R Kelly was branded “the pied piper of R&B” as he came face to face with several of his victims who detailed his “deplorable and inexplicable” abuse ahead of his sentencing.
The former 90s superstar faces spending the rest of his life behind bars for masterminding an elaborate scheme to entice and sexually exploit aspiring young singers and under-age children.
He was convicted on multiple counts of racketeering, relating to bribery and forced labour, by a jury in September last year.
Kelly, 55, was also found in violation of an anti-sex trafficking law known as the Mann Act.
At his sentencing on Wednesday, the court heard victim impact statements from seven women, presented anonymously to the court as Jane Does, who detailed Kelly’s “God-like complex” and how he used his “fame and power” to entice his victims.
A woman using the pseudonym Angela told him: “The pied piper of R&B, both in music and in technique and in approach.
“Success and love… you presented these glittering gems as if they were gold.
“With every addition of a new victim you grew in wickedness, cockiness, diminishing any form of humanity or self-awareness, which soon became the breeding ground for your God-like complex.

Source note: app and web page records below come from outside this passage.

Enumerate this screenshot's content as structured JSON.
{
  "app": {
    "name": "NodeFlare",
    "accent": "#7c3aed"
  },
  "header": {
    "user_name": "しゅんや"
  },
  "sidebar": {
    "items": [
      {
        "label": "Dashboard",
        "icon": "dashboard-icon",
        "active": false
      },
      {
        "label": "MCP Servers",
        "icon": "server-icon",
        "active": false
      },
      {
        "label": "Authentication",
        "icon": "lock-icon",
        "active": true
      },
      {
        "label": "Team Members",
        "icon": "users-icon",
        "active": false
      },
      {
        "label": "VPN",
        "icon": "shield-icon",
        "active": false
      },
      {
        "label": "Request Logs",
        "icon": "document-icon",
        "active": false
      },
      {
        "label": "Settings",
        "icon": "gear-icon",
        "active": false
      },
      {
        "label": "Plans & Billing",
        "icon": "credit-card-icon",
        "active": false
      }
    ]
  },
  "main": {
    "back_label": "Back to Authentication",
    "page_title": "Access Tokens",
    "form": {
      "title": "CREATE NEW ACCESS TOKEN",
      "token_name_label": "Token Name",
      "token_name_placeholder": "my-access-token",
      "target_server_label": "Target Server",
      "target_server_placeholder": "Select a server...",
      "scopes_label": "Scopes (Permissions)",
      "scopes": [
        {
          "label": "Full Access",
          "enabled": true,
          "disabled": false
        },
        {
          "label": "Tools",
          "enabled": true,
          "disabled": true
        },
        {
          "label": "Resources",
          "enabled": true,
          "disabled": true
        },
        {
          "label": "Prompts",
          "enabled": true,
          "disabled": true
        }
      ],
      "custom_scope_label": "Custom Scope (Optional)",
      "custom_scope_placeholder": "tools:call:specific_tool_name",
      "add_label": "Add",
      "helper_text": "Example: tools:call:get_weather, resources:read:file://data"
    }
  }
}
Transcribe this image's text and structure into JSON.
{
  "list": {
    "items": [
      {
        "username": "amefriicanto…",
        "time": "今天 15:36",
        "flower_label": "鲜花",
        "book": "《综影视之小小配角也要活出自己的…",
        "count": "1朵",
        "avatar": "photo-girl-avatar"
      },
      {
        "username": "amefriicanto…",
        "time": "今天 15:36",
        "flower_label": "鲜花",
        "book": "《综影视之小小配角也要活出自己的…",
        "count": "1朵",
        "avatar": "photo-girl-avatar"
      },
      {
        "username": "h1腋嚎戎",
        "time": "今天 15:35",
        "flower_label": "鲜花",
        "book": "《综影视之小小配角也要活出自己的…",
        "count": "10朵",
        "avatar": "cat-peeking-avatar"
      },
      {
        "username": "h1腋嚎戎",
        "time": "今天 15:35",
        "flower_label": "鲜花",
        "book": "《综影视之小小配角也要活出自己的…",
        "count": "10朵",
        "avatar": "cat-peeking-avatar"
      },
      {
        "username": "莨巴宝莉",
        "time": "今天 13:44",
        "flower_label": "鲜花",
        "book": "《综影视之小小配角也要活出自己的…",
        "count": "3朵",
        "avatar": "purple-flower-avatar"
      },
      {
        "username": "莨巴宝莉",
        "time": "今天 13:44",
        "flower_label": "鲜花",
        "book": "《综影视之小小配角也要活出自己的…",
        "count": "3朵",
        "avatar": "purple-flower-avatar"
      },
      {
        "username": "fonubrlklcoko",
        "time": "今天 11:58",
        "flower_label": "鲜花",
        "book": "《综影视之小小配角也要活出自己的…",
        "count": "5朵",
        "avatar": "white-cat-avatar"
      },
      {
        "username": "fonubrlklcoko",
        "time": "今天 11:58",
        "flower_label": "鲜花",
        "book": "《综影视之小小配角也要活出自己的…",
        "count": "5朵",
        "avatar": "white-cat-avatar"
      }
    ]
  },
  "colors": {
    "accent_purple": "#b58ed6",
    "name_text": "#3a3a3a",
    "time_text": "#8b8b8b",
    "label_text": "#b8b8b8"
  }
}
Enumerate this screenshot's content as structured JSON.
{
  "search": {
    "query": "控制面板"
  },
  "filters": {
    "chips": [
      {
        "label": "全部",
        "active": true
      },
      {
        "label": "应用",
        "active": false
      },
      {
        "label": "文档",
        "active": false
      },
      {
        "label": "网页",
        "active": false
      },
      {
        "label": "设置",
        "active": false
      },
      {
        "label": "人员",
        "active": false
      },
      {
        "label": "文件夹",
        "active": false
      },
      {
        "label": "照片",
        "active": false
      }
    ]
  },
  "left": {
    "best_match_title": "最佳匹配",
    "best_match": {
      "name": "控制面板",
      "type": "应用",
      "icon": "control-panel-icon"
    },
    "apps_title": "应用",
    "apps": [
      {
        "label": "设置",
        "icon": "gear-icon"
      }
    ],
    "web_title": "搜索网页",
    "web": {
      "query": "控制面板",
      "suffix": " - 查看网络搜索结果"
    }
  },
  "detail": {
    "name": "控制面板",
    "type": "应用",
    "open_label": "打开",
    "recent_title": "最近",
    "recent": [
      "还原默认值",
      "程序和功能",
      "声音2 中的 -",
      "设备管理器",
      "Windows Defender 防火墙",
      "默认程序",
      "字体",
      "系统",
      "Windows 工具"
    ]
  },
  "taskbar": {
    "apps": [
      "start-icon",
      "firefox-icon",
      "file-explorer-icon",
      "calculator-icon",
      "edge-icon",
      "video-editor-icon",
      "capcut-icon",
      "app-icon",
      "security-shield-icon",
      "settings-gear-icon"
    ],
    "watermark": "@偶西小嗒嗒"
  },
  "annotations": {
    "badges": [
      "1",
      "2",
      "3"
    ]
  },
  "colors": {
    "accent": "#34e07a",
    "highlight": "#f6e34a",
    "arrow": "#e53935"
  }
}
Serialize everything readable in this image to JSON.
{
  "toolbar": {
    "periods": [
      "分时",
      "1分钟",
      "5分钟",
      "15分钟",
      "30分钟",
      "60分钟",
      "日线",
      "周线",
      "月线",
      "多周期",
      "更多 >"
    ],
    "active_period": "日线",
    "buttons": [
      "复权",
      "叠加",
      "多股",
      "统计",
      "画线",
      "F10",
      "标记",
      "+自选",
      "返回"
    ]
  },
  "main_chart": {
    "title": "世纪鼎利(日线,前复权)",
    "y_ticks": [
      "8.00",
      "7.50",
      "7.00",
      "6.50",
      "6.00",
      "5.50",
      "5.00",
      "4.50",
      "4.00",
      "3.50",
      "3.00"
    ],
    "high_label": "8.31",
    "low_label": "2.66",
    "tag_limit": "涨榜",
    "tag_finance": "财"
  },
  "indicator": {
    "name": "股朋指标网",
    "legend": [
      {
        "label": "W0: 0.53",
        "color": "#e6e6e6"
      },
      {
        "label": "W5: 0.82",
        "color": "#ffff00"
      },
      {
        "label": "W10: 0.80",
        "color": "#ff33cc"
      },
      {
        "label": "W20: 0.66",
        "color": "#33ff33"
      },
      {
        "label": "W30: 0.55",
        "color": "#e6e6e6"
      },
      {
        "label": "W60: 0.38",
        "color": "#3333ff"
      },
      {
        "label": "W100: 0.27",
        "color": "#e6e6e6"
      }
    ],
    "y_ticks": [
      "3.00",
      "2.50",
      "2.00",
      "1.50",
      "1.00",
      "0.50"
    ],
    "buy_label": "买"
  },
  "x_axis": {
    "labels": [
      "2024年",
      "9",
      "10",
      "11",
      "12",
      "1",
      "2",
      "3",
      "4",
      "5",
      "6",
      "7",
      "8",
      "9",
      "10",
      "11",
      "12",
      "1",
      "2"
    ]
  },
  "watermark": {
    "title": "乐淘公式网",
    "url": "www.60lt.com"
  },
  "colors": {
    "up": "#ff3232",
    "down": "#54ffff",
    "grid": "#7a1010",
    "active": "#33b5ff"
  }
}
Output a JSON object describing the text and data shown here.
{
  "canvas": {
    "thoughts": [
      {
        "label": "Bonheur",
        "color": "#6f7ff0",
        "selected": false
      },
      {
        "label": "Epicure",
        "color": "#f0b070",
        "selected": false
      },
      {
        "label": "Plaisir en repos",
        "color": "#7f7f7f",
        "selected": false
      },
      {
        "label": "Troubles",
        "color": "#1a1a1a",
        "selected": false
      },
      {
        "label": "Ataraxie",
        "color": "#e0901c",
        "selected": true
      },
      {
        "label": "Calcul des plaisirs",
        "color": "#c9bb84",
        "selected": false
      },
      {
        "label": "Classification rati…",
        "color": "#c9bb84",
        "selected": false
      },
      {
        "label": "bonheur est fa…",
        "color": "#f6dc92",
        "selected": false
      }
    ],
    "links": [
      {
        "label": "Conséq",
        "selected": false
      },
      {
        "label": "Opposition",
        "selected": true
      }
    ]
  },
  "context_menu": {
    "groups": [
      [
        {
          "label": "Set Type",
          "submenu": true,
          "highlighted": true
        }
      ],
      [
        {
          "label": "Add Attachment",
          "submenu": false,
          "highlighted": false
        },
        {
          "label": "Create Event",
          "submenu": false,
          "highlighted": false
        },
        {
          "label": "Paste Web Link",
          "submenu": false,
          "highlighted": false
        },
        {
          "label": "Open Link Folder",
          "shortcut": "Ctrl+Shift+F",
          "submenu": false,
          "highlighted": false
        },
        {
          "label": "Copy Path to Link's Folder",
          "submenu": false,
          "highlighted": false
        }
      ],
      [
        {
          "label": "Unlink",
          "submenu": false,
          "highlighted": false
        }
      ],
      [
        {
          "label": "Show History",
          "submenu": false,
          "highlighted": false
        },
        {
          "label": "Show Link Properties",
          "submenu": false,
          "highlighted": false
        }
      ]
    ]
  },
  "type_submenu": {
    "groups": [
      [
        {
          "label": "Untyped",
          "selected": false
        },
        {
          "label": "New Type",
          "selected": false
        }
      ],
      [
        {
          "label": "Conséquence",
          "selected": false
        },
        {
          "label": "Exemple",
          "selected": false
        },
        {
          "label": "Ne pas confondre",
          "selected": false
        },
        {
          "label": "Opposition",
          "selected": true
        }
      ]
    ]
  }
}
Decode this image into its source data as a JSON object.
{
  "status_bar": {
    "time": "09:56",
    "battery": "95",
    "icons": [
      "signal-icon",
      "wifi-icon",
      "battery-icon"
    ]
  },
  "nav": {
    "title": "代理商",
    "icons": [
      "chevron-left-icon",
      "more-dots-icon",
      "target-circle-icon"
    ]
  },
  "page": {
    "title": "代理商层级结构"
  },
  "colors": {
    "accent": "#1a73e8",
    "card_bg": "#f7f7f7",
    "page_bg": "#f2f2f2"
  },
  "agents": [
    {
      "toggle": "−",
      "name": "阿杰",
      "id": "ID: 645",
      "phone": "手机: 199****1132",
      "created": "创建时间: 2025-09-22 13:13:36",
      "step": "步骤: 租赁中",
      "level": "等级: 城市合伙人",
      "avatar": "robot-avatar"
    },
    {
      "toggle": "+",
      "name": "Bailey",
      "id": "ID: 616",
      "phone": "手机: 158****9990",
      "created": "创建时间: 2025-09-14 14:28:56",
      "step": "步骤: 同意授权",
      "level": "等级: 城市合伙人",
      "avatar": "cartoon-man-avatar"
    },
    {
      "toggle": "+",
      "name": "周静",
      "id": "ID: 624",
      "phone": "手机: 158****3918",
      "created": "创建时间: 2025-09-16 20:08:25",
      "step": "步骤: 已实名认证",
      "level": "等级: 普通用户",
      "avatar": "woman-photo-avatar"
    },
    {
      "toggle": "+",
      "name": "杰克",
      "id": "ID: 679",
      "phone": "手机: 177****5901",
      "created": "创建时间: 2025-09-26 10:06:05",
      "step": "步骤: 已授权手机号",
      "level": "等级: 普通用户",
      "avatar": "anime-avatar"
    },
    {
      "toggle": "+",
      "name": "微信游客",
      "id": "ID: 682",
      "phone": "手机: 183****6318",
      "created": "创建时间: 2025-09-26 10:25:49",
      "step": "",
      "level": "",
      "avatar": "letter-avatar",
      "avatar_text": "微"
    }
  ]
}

“You were doing, saying and encouraging despicable things that no one should be doing.
“We reclaim our names from beneath the shadows of your afflicted trauma.”
Kelly, dressed in a grey prison-issue uniform, looked straight ahead as the emotional statements were read out.
At one point a woman known as Jane Doe number two halted her statement saying she “did not want to interrupt (Kelly’s) conversation” as the singer appeared to confer with his lawyer.
“You are an abuser, you are shameless, you are disgusting,” she told him.
Kelly’s conviction carries a minimum sentence of 10 years, but he may receive up to life imprisonment for his crimes.
He may make statements before sentence, despite having declined to take give evidence during the trial.
The singer, real name Robert Sylvester Kelly, has been detained at the Metropolitan Detention Centre in Brooklyn since his conviction.
He is known for songs including his first number one single Bump N’ Grind and 1996 smash hit I Believe I Can Fly.
The latter became an inspirational anthem played at school graduations, weddings, advertisements and elsewhere, including the inauguration of former US president Barack Obama in 2008.